    The author discusses the observations of English naturalist and colonist John Lawson in his 1709 book "A New Voyage to Carolina." It examines his engagement with the fields of botany, natural history, and geography. The author notes that Lawson particularly commented on the potential to...

  • "The Most Industrious Sex": John Lawson's Carolina Women Domesticate the Land. MCGILL, KATHY O. // North Carolina Historical Review;Jul2011, Vol. 88 Issue 3, p280 

    The article discusses women's roles in the writings of John Lawson, an early eighteenth century naturalist and explorer in North Carolina. It examines his book "A New Voyage to Carolina." The author comments on Lawson's views on gender roles among both Native Americans and whites, particularly...

  • John Lawson's Observations on the Animals of Carolina. HAIRR, JOHN // North Carolina Historical Review;Jul2011, Vol. 88 Issue 3, p312 

    The article discusses the observations of John Lawson, a naturalist and herpetologist, concerning animals in colonial North Carolina and South Carolina. It examines his book "A New Voyage to Carolina," based on his exploration of the Carolinas in the early eighteenth century. The author notes...

  • "The Sinke of America": Society in the Albemarle Borderlands of North Carolina, 1663-1729. BARTH, JONATHAN EDWARD // North Carolina Historical Review;Jan2010, Vol. 87 Issue 1, p1 

    The article discusses society in the Albemarle Borderlands of North Carolina from 1663 to 1729. The author talks about the origins of the Carolina colony and the charter of 1663 granted by King Charles II of England which made it a proprietary colony. The author explains that the area was...

  • Naturalist, Explorer, and Town Father -- John Lawson and Bath. LATHAM, EVA C.; SAMFORD, PATRICIA M. // North Carolina Historical Review;Jul2011, Vol. 88 Issue 3, p250 

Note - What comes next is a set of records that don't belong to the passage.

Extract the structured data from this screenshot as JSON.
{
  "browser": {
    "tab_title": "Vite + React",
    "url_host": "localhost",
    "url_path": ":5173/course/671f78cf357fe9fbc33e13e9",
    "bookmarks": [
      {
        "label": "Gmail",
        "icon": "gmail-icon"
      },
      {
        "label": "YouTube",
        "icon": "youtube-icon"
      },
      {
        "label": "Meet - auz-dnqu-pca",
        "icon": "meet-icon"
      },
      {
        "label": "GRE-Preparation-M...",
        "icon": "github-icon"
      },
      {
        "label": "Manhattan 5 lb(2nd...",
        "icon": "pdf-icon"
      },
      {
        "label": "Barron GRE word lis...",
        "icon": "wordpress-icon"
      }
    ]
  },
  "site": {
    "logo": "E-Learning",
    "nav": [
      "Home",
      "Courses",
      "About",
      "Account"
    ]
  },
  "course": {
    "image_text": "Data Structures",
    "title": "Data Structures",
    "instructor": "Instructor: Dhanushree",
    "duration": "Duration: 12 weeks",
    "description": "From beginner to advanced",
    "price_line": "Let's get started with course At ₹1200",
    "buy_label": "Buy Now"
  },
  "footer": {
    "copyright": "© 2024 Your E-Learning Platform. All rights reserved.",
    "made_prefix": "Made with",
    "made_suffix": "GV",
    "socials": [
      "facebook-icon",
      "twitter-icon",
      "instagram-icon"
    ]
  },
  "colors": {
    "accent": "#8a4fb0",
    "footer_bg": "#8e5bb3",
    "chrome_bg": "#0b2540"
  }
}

    A biography of explorer and naturalist John Lawson is presented. It examines his exploration of North Carolina and his role in establishing the town of Bath, North Carolina. The authors comment on Lawson's business activities, his house, and family life, particularly noting his relationship with...

  • North Carolina and the American Revolution…An Overview.  // North Carolina's Adventures, Mysteries, Legends & Ghost Stories;2006, p13 

    This article focuses on the role of North Carolina in the American Revolutionary War. Like other Americans, North Carolinians were angry with Britain's unfair taxation of the colonies. During the war, soldiers from North Carolina aided neighboring troops in Virginia, South Carolina, and Georgia....

  • A Consideration of European Indentured Servitude in Colonial North Carolina. WATSON, ALAN D. // North Carolina Historical Review;Oct2014, Vol. 91 Issue 4, p381 

    The article explores the history of indentured servants in colonial North Carolina. The author reflects on the classification of servants that includes apprentices, vagrants, Native Americans, and poor European immigrants. Emphasis is given to an analysis of servant and slave demography through...

  • Archaeology at Colonial Brunswick. Bates, Brian D. // Journal of Southern History;Feb2012, Vol. 78 Issue 1, p139 

    The article reviews the book "Archaeology at Colonial Brunswick," by Stanley South.


Read the Article


Sorry, but this item is not currently available from your library.

Try another library?
Sign out of this library

Other Topics